» **Data extracted from a collection**:
-.-.-

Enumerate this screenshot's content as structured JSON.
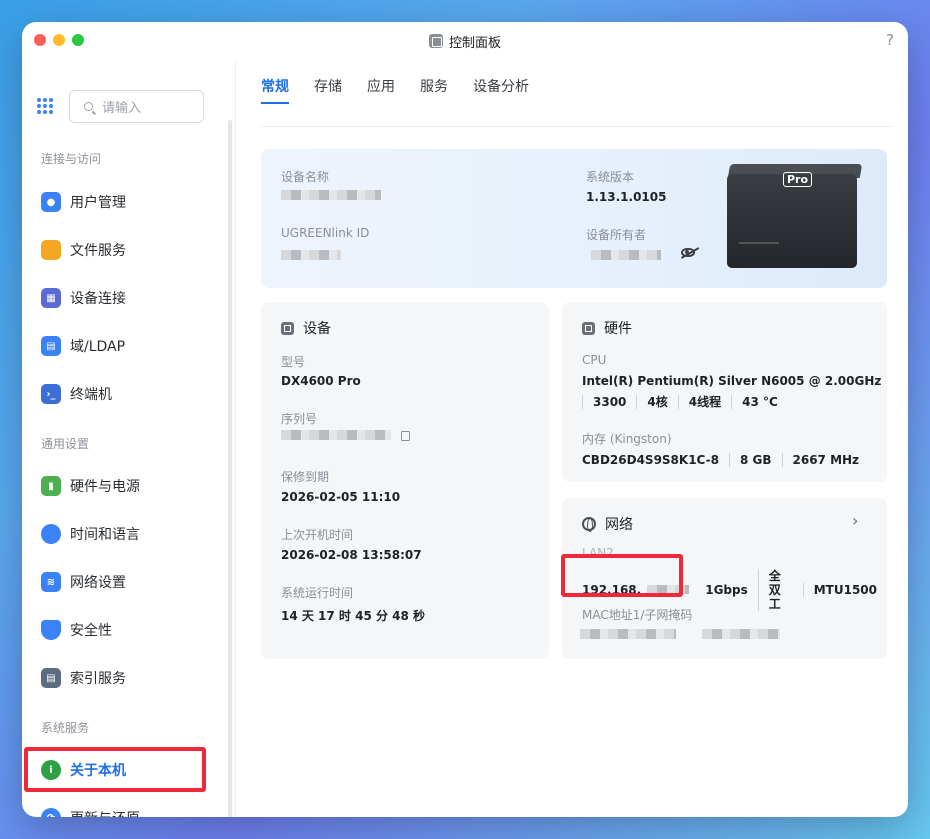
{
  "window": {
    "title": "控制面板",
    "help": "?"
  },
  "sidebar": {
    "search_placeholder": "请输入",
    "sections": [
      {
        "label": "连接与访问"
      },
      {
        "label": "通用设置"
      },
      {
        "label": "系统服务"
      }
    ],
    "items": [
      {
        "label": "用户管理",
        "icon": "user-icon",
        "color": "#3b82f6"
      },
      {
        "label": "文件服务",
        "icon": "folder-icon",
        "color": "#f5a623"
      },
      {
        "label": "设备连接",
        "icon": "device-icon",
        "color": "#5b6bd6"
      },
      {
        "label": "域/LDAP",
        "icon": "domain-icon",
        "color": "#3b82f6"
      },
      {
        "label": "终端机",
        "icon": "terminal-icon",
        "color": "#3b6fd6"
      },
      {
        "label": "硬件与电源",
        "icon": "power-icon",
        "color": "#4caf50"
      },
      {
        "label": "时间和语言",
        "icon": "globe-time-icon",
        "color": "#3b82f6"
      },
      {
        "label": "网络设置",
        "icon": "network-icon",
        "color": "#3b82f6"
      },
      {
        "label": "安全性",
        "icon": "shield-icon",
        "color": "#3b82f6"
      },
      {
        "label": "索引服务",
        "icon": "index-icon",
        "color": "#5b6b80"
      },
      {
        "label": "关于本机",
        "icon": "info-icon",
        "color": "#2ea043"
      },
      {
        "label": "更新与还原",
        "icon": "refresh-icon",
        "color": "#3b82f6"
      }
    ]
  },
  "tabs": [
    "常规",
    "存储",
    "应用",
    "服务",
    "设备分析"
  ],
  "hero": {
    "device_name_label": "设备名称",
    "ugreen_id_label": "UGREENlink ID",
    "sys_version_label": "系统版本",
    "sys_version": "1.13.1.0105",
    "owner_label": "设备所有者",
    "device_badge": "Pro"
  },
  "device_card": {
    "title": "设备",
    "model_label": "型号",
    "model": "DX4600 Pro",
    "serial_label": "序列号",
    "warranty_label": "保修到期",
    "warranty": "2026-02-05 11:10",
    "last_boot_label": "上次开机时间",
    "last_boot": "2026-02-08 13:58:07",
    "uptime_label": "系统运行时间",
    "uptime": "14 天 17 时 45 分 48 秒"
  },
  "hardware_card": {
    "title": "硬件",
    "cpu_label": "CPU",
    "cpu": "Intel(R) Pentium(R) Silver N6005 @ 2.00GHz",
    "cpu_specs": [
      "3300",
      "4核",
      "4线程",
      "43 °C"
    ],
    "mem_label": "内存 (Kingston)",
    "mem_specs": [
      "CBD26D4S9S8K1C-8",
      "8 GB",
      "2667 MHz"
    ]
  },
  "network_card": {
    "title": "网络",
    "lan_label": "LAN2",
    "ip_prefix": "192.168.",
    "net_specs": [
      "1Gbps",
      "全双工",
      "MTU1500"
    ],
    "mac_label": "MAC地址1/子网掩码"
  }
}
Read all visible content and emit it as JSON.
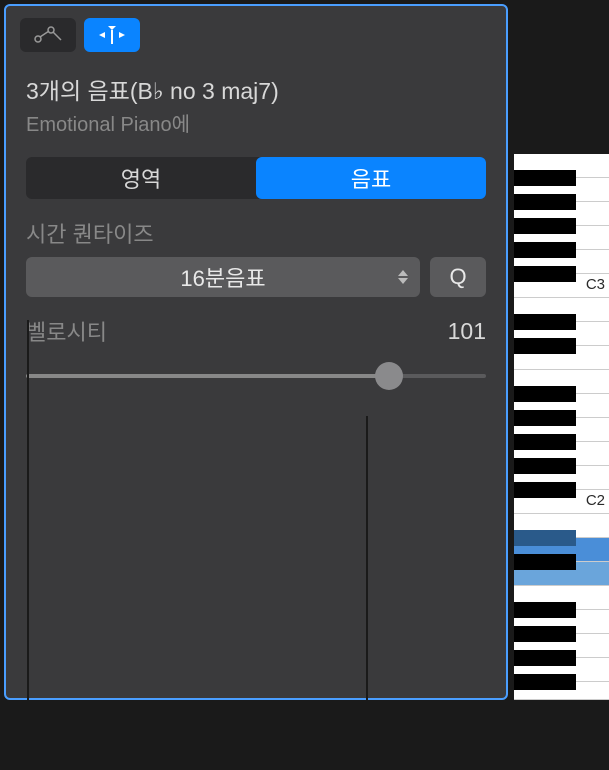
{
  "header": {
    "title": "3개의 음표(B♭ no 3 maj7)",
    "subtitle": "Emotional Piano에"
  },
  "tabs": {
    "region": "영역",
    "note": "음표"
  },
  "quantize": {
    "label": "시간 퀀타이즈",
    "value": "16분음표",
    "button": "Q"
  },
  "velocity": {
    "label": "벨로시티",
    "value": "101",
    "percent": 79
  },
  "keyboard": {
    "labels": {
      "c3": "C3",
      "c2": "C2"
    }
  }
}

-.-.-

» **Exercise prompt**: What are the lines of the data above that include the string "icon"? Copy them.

» **Answer below**:
        "icon": "user-icon",
        "icon": "folder-icon",
        "icon": "device-icon",
        "icon": "domain-icon",
        "icon": "terminal-icon",
        "icon": "power-icon",
        "icon": "globe-time-icon",
        "icon": "network-icon",
        "icon": "shield-icon",
        "icon": "index-icon",
        "icon": "info-icon",
        "icon": "refresh-icon",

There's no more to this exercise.